Sadly, that’s about the extent of my praise for this book, at least not without getting into spoilers. All I’ll say about the ending (really, the last third of the book, maybe a little more) was that I really liked it, and it mostly made up for the first half of the book. I nearly put the book down after 100 pages, and I have to say that I’m mostly glad I finished it.
That said, this book didn’t suck me in like Suma’s other novel. I felt no connection with Lauren, probably because she doesn’t really have much of a personality at all. We meet Lauren when she meets Abby, and after that she’s obsessed with learning more about these girls and figuring out what they want her to do and how she can stop herself from being like them. Once she meets the girls, I understand why she gets obsessed. The novel wouldn’t work if she weren’t. I still wish, though, that we got to see more of Lauren before she meets the girls. Her friends think she’s acting weird, but we don’t really understand why because we’ve never seen her acting normally.
This is also a novel where not a lot happens. As a lover of literary fiction, you’d think I’d be okay with that. Maybe I’ve been reading contemporary too long. Maybe this one just didn’t do a good job. Maybe I’m just not in the mood for a slow book. Whatever the case, I found myself bored with this book, particularly during that first hundred pages. I kept expecting the girls to talk to her or show her stuff and have her life be inconvenienced by them more than just “oh, I’m late for school.” I did eventually get all of that, but the beginning was a bit slow for me. I didn’t care what happened to Lauren or Abby. I didn’t really care why Lauren could see Abby. Really, after the first thirteen chapters, I took my bookmark out and decided to take it back to the library.
Obviously I had a change of heart. I’m not sure why I decided to give it another shot. The book did get better after that. We met more girls, most of whom I found more interesting than Abby. More things started happening. The novel got more surreal – in a good way. Lauren’s not the world’s most reliable narrator, but that just made things more interesting.

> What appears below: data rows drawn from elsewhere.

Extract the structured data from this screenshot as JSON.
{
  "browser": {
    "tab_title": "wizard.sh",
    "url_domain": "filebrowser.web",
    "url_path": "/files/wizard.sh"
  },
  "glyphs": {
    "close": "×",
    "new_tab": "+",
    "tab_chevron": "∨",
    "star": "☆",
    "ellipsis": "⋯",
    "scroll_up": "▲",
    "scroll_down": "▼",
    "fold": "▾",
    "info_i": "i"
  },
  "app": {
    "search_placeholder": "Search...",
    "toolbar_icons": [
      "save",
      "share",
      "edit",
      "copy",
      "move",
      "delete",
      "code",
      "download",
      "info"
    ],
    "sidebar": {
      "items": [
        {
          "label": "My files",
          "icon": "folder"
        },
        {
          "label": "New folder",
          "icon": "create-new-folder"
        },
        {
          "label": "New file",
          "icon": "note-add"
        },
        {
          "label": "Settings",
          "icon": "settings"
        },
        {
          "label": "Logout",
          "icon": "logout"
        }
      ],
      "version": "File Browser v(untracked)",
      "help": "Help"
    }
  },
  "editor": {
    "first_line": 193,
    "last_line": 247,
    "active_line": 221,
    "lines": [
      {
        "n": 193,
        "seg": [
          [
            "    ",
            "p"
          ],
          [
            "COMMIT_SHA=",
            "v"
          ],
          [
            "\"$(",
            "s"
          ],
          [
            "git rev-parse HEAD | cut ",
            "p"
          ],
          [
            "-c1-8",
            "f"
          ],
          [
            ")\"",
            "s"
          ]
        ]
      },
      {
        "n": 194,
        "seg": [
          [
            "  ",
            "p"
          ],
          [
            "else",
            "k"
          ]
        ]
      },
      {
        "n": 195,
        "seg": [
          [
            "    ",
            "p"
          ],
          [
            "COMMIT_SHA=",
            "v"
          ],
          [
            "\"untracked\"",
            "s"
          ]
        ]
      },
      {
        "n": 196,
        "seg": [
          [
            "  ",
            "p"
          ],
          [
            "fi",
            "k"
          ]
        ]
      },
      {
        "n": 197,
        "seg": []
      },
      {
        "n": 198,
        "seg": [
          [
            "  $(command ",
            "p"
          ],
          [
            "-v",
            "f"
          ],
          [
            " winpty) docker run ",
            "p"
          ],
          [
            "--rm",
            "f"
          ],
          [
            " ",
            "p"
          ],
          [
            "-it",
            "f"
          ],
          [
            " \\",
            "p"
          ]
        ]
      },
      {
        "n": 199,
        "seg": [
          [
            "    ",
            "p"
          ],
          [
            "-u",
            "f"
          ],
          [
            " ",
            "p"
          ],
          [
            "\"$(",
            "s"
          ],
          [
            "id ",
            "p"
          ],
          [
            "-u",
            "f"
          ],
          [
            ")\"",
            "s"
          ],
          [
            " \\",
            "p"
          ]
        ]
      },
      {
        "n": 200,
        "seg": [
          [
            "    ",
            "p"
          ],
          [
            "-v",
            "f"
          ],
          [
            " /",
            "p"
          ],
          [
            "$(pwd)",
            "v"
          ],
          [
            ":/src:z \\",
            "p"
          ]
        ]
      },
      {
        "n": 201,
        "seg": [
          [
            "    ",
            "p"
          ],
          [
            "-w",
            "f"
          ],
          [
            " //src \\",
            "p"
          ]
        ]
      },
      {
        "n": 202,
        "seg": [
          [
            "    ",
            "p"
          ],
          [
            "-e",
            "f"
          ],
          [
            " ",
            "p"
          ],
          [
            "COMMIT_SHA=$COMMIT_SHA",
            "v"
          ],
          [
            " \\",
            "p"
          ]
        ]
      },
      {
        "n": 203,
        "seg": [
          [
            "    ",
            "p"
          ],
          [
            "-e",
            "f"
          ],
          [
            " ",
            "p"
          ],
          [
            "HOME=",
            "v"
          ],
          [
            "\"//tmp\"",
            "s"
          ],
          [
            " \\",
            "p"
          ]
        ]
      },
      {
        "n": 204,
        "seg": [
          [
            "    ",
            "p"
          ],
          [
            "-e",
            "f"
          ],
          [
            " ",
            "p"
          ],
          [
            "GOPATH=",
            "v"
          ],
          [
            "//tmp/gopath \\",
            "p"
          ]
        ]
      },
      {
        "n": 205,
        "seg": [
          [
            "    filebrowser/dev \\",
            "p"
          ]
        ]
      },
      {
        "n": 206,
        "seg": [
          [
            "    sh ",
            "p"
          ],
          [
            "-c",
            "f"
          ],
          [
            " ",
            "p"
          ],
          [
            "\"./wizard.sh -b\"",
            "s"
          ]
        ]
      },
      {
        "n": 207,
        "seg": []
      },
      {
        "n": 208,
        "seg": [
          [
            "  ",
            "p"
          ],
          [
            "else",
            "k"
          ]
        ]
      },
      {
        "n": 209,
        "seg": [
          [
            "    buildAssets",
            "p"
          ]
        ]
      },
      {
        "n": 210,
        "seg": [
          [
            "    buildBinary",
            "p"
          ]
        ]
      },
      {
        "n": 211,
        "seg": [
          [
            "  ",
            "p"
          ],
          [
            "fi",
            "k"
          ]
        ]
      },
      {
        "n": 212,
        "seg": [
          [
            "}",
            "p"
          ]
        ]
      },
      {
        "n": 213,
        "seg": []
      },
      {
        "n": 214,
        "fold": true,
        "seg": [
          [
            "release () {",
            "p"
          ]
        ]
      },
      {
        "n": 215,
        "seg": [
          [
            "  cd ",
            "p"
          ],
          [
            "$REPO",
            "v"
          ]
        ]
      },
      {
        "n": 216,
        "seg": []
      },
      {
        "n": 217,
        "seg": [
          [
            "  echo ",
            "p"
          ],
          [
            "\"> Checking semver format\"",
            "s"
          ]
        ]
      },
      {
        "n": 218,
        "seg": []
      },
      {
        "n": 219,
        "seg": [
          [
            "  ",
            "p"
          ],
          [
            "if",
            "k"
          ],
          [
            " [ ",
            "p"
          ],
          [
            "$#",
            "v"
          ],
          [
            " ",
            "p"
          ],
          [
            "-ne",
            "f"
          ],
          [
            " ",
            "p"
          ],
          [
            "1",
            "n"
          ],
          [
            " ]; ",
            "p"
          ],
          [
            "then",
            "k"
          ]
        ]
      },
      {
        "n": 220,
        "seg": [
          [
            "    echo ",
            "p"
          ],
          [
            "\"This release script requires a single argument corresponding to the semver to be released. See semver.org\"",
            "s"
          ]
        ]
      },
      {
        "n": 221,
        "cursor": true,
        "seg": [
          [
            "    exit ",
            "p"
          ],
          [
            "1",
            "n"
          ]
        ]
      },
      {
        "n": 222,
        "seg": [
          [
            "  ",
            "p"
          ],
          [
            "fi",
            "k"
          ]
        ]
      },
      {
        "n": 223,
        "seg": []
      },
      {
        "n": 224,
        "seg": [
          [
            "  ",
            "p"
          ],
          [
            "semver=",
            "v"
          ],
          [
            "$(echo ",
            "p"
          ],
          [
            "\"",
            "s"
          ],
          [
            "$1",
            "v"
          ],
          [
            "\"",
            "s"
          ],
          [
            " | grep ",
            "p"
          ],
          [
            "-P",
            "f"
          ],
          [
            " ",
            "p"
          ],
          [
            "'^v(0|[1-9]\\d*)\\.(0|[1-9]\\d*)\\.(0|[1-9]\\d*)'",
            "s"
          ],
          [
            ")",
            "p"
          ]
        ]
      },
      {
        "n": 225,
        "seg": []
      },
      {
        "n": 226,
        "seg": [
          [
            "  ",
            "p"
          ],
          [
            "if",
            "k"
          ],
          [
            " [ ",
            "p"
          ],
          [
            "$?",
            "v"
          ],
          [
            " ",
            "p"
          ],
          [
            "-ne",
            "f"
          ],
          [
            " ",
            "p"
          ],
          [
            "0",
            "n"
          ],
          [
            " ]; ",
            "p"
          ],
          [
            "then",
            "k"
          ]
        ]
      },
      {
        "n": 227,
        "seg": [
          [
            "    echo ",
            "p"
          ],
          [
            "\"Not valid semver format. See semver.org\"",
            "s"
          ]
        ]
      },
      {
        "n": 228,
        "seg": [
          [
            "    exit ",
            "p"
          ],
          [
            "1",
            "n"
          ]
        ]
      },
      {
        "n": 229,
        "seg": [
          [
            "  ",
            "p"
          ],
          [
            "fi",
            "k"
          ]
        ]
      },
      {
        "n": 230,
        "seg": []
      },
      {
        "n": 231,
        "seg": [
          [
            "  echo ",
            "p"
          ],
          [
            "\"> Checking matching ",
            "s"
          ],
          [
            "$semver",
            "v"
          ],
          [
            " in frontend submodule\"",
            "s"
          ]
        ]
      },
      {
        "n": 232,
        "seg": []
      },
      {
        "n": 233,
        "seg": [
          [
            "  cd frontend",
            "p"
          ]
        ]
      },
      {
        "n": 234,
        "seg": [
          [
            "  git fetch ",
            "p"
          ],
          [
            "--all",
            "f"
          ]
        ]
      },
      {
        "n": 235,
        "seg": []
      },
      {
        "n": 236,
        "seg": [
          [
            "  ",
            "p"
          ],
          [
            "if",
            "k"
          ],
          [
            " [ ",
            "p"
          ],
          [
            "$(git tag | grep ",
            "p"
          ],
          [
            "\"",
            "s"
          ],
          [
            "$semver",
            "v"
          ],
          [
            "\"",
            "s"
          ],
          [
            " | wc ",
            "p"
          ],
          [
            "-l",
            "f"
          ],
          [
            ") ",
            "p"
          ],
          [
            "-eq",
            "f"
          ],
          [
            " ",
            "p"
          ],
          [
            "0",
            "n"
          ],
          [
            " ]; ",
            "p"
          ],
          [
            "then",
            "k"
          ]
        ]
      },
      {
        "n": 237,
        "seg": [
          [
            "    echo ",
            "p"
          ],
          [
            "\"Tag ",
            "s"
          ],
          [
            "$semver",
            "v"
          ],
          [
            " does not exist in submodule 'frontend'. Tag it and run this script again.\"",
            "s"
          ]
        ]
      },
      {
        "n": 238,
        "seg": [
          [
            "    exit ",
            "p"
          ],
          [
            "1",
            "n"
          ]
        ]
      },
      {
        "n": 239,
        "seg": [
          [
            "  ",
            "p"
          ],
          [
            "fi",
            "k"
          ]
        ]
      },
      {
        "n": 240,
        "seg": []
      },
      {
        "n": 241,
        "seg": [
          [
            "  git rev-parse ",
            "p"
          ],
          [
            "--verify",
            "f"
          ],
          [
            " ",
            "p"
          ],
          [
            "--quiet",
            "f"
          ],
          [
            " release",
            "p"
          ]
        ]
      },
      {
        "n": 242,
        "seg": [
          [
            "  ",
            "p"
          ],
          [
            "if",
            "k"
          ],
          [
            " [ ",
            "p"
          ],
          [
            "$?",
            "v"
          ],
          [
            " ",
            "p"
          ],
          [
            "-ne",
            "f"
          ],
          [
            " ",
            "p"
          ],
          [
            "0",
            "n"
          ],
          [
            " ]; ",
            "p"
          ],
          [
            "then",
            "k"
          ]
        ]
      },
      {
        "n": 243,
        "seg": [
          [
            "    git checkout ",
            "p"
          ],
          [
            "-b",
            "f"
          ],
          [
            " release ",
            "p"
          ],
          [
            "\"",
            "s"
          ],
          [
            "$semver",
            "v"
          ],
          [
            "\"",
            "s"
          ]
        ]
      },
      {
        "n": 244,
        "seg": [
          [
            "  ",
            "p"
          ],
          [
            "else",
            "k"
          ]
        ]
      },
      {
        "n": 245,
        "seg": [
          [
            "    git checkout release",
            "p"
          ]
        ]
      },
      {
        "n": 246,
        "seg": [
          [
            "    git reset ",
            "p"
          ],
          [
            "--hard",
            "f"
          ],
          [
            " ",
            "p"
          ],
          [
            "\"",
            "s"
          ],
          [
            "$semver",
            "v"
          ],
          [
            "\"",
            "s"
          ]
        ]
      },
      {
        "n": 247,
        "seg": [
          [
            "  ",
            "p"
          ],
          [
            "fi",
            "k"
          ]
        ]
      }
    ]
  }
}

Overall: This books started out slow but got better near the end. I recommend giving this book a chance for yourself.